Good News: New Rules Affect Tax Deductable Status of Local Stays

Capturing all available tax benefits for your business is challenging because tax rules change often. One new tax law is a substantial change in the way businesses have been handling employee travel.

Previously, tax-deductible travel expenses applied only when employees traveled away from home. If an employer paid for local accommodations for employees working late, it was not tax deductable; rather, the cost of accommodations became a personal expense not deductible by that employee.

Reimbursing employees for local accommodations caused difficulties for a business. Employer reimbursements of personal expenses to employees were being added to employees’ compensation amounts, triggering payroll taxes and difficulty in preparing accurate W-2s.

A new rule permits tax deduction for local lodging when it satisfies a bona fide requirement imposed by the employer; for example, providing local accommodations so an employee can participate in meetings.

In these instances, a business may provide tax-free reimbursement to the employee and deduct the cost as a travel expense.

Extravagant expenses are not eligible, and the employee must stay overnight at the function’s locale. Special provisions limit the local stay to five consecutive nights, and this deduction is allowed on only one occasion per calendar quarter.

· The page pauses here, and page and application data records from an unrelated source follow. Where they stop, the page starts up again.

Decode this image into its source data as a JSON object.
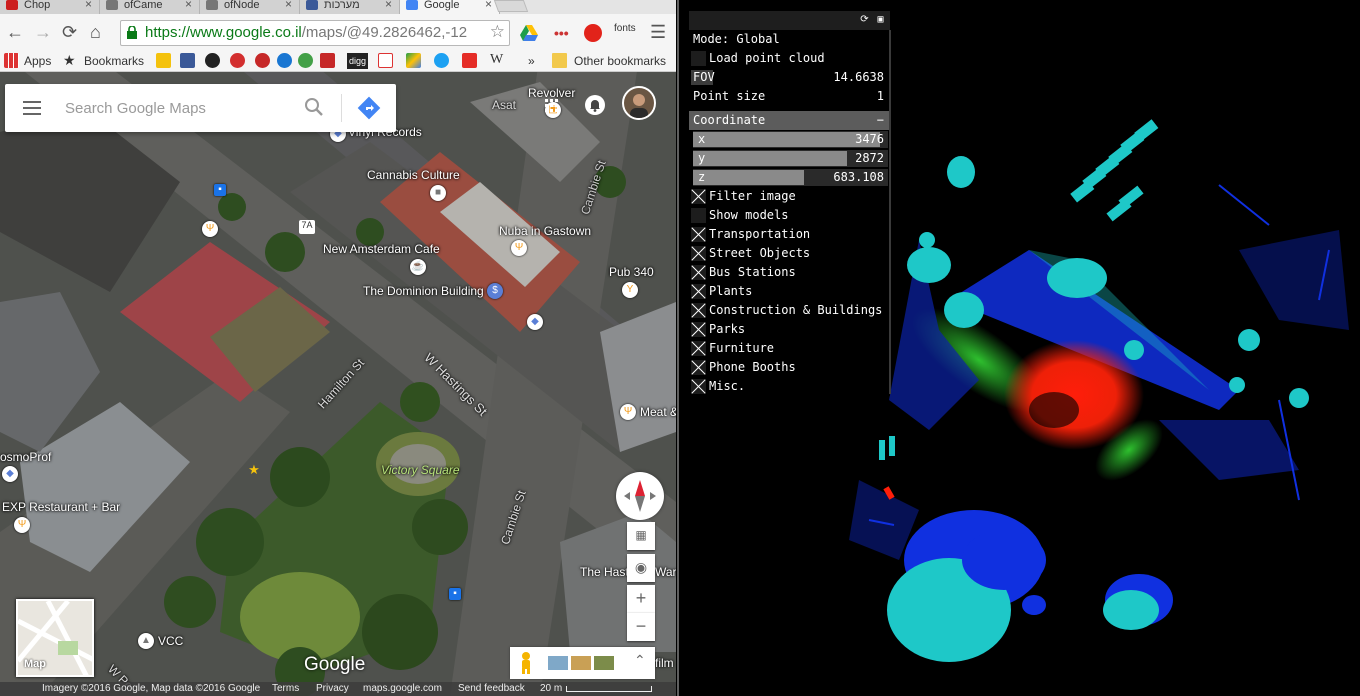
{
  "browser": {
    "tabs": [
      {
        "title": "Chop",
        "color": "#cc1e1e"
      },
      {
        "title": "ofCame",
        "color": "#555555"
      },
      {
        "title": "ofNode",
        "color": "#555555"
      },
      {
        "title": "מערכות",
        "color": "#3b5998"
      },
      {
        "title": "Google",
        "color": "#4285f4"
      }
    ],
    "url_host": "https://www.google.co.il",
    "url_path": "/maps/@49.2826462,-12",
    "fonts_ext": "fonts",
    "bookmarks": {
      "apps": "Apps",
      "bookmarks": "Bookmarks",
      "digg": "digg",
      "other": "Other bookmarks",
      "overflow": "»"
    }
  },
  "map": {
    "search_placeholder": "Search Google Maps",
    "labels": {
      "revolver": "Revolver",
      "asat": "Asat",
      "vinyl": "Vinyl Records",
      "cannabis": "Cannabis Culture",
      "nuba": "Nuba in Gastown",
      "cambie_top": "Cambie St",
      "new_amsterdam": "New Amsterdam Cafe",
      "pub340": "Pub 340",
      "dominion": "The Dominion Building",
      "hamilton": "Hamilton St",
      "w_hastings": "W Hastings St",
      "meat": "Meat &",
      "victory": "Victory Square",
      "cosmoprof": "osmoProf",
      "exp": "EXP Restaurant + Bar",
      "cambie_bottom": "Cambie St",
      "the_hast": "The Hast",
      "war": "War",
      "vcc": "VCC",
      "w_pe": "W Pe",
      "route_7a": "7A",
      "film": "film"
    },
    "minimap_label": "Map",
    "brand": "Google",
    "footer": {
      "imagery": "Imagery ©2016 Google, Map data ©2016 Google",
      "terms": "Terms",
      "privacy": "Privacy",
      "site": "maps.google.com",
      "feedback": "Send feedback",
      "scale": "20 m"
    }
  },
  "viewer": {
    "gui": {
      "mode": "Mode: Global",
      "load_point_cloud": "Load point cloud",
      "fov_label": "FOV",
      "fov_value": "14.6638",
      "point_size_label": "Point size",
      "point_size_value": "1",
      "coordinate_label": "Coordinate",
      "collapse_symbol": "−",
      "x_label": "x",
      "x_value": "3476",
      "x_fill": 0.96,
      "y_label": "y",
      "y_value": "2872",
      "y_fill": 0.79,
      "z_label": "z",
      "z_value": "683.108",
      "z_fill": 0.57,
      "filter_image": "Filter image",
      "show_models": "Show models",
      "categories": [
        "Transportation",
        "Street Objects",
        "Bus Stations",
        "Plants",
        "Construction & Buildings",
        "Parks",
        "Furniture",
        "Phone Booths",
        "Misc."
      ],
      "toggles": {
        "load_point_cloud": false,
        "filter_image": true,
        "show_models": false,
        "categories": [
          true,
          true,
          true,
          true,
          true,
          true,
          true,
          true,
          true
        ]
      }
    },
    "colors": {
      "cyan": "#1ec8c8",
      "blue": "#1030e0",
      "green": "#2ec02e",
      "red": "#ff1e0a"
    }
  }
}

The new rules are good news for employers and employees. Businesses can avoid tax complications when arranging local lodgings so employees can attend early morning presentations or late-night business social events.